Make an exact copy of the records below, leaving every image out.

** Extracted records follows **

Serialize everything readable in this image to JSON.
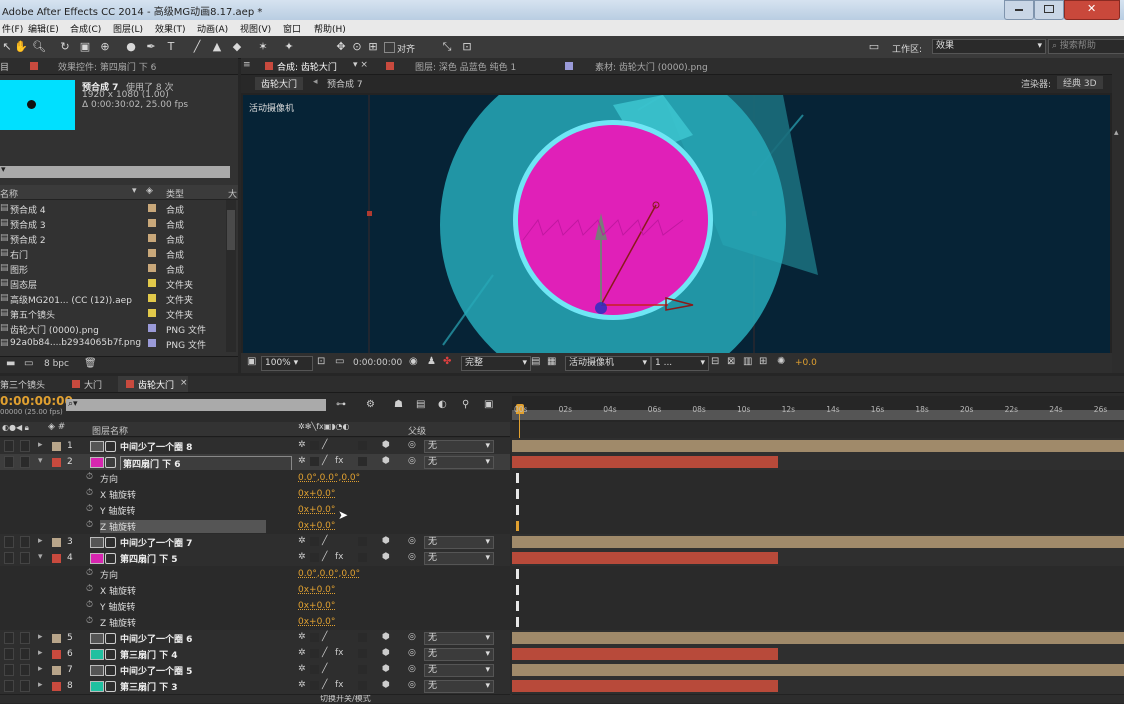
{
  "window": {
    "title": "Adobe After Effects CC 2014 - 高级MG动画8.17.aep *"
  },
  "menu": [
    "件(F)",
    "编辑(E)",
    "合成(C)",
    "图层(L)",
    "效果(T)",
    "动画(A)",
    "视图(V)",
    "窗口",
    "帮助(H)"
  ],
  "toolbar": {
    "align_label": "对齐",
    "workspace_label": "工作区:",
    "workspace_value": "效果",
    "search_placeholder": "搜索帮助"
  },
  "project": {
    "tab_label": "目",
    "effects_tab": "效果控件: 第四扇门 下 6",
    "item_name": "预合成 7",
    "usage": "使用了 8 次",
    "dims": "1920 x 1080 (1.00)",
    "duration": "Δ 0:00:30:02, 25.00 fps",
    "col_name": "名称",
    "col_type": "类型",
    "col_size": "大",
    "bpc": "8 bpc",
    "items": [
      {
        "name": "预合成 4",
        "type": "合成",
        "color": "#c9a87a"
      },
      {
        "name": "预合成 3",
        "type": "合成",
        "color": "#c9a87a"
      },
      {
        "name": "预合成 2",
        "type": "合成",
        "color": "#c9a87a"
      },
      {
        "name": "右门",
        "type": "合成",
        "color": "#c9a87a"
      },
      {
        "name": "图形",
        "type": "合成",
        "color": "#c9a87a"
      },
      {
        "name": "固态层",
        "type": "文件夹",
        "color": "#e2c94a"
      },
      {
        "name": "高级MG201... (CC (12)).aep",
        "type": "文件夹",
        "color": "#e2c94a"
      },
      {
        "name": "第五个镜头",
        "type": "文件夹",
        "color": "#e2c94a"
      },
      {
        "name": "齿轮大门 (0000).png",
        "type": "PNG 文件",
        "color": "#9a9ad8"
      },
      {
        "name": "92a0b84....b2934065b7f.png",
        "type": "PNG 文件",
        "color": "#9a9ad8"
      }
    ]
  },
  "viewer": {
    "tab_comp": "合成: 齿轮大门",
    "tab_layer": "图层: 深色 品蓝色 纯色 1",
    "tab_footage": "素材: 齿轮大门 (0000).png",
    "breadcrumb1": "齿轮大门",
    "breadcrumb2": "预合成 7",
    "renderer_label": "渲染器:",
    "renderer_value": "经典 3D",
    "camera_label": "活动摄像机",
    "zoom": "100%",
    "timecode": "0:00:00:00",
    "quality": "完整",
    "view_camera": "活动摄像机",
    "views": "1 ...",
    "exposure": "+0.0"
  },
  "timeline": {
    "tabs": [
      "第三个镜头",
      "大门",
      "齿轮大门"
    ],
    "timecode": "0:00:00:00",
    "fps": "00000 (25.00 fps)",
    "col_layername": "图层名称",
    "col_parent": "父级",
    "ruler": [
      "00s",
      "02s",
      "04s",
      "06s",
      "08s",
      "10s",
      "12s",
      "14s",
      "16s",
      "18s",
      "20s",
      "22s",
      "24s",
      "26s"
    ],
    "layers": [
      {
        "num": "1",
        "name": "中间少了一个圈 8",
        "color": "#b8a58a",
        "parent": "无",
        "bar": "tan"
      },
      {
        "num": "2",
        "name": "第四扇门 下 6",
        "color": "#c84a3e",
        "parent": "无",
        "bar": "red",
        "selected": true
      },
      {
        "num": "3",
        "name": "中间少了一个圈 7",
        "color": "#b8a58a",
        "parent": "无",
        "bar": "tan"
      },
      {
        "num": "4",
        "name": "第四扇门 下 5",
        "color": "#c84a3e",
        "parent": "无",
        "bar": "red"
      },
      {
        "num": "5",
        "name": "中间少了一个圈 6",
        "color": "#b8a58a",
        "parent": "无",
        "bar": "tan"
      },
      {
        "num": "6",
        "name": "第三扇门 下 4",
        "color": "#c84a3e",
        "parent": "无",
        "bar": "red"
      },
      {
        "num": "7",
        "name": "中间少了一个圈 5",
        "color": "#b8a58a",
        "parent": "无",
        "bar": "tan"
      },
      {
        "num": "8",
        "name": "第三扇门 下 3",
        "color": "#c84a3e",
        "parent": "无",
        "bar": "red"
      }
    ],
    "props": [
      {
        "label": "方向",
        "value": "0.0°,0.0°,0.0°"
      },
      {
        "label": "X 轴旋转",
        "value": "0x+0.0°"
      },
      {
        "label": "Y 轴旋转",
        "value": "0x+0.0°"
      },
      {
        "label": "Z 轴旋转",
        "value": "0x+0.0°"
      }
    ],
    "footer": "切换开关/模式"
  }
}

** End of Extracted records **

■ **Your solution**
Serialize everything readable in this image to JSON.
{
  "window": {
    "title": "Adobe After Effects CC 2014 - 高级MG动画8.17.aep *"
  },
  "menu": [
    "件(F)",
    "编辑(E)",
    "合成(C)",
    "图层(L)",
    "效果(T)",
    "动画(A)",
    "视图(V)",
    "窗口",
    "帮助(H)"
  ],
  "toolbar": {
    "align_label": "对齐",
    "workspace_label": "工作区:",
    "workspace_value": "效果",
    "search_placeholder": "搜索帮助"
  },
  "project": {
    "tab_label": "目",
    "effects_tab": "效果控件: 第四扇门 下 6",
    "item_name": "预合成 7",
    "usage": "使用了 8 次",
    "dims": "1920 x 1080 (1.00)",
    "duration": "Δ 0:00:30:02, 25.00 fps",
    "col_name": "名称",
    "col_type": "类型",
    "col_size": "大",
    "bpc": "8 bpc",
    "items": [
      {
        "name": "预合成 4",
        "type": "合成",
        "color": "#c9a87a"
      },
      {
        "name": "预合成 3",
        "type": "合成",
        "color": "#c9a87a"
      },
      {
        "name": "预合成 2",
        "type": "合成",
        "color": "#c9a87a"
      },
      {
        "name": "右门",
        "type": "合成",
        "color": "#c9a87a"
      },
      {
        "name": "图形",
        "type": "合成",
        "color": "#c9a87a"
      },
      {
        "name": "固态层",
        "type": "文件夹",
        "color": "#e2c94a"
      },
      {
        "name": "高级MG201... (CC (12)).aep",
        "type": "文件夹",
        "color": "#e2c94a"
      },
      {
        "name": "第五个镜头",
        "type": "文件夹",
        "color": "#e2c94a"
      },
      {
        "name": "齿轮大门 (0000).png",
        "type": "PNG 文件",
        "color": "#9a9ad8"
      },
      {
        "name": "92a0b84....b2934065b7f.png",
        "type": "PNG 文件",
        "color": "#9a9ad8"
      }
    ]
  },
  "viewer": {
    "tab_comp": "合成: 齿轮大门",
    "tab_layer": "图层: 深色 品蓝色 纯色 1",
    "tab_footage": "素材: 齿轮大门 (0000).png",
    "breadcrumb1": "齿轮大门",
    "breadcrumb2": "预合成 7",
    "renderer_label": "渲染器:",
    "renderer_value": "经典 3D",
    "camera_label": "活动摄像机",
    "zoom": "100%",
    "timecode": "0:00:00:00",
    "quality": "完整",
    "view_camera": "活动摄像机",
    "views": "1 ...",
    "exposure": "+0.0"
  },
  "timeline": {
    "tabs": [
      "第三个镜头",
      "大门",
      "齿轮大门"
    ],
    "timecode": "0:00:00:00",
    "fps": "00000 (25.00 fps)",
    "col_layername": "图层名称",
    "col_parent": "父级",
    "ruler": [
      "00s",
      "02s",
      "04s",
      "06s",
      "08s",
      "10s",
      "12s",
      "14s",
      "16s",
      "18s",
      "20s",
      "22s",
      "24s",
      "26s"
    ],
    "layers": [
      {
        "num": "1",
        "name": "中间少了一个圈 8",
        "color": "#b8a58a",
        "parent": "无",
        "bar": "tan"
      },
      {
        "num": "2",
        "name": "第四扇门 下 6",
        "color": "#c84a3e",
        "parent": "无",
        "bar": "red",
        "selected": true
      },
      {
        "num": "3",
        "name": "中间少了一个圈 7",
        "color": "#b8a58a",
        "parent": "无",
        "bar": "tan"
      },
      {
        "num": "4",
        "name": "第四扇门 下 5",
        "color": "#c84a3e",
        "parent": "无",
        "bar": "red"
      },
      {
        "num": "5",
        "name": "中间少了一个圈 6",
        "color": "#b8a58a",
        "parent": "无",
        "bar": "tan"
      },
      {
        "num": "6",
        "name": "第三扇门 下 4",
        "color": "#c84a3e",
        "parent": "无",
        "bar": "red"
      },
      {
        "num": "7",
        "name": "中间少了一个圈 5",
        "color": "#b8a58a",
        "parent": "无",
        "bar": "tan"
      },
      {
        "num": "8",
        "name": "第三扇门 下 3",
        "color": "#c84a3e",
        "parent": "无",
        "bar": "red"
      }
    ],
    "props": [
      {
        "label": "方向",
        "value": "0.0°,0.0°,0.0°"
      },
      {
        "label": "X 轴旋转",
        "value": "0x+0.0°"
      },
      {
        "label": "Y 轴旋转",
        "value": "0x+0.0°"
      },
      {
        "label": "Z 轴旋转",
        "value": "0x+0.0°"
      }
    ],
    "footer": "切换开关/模式"
  }
}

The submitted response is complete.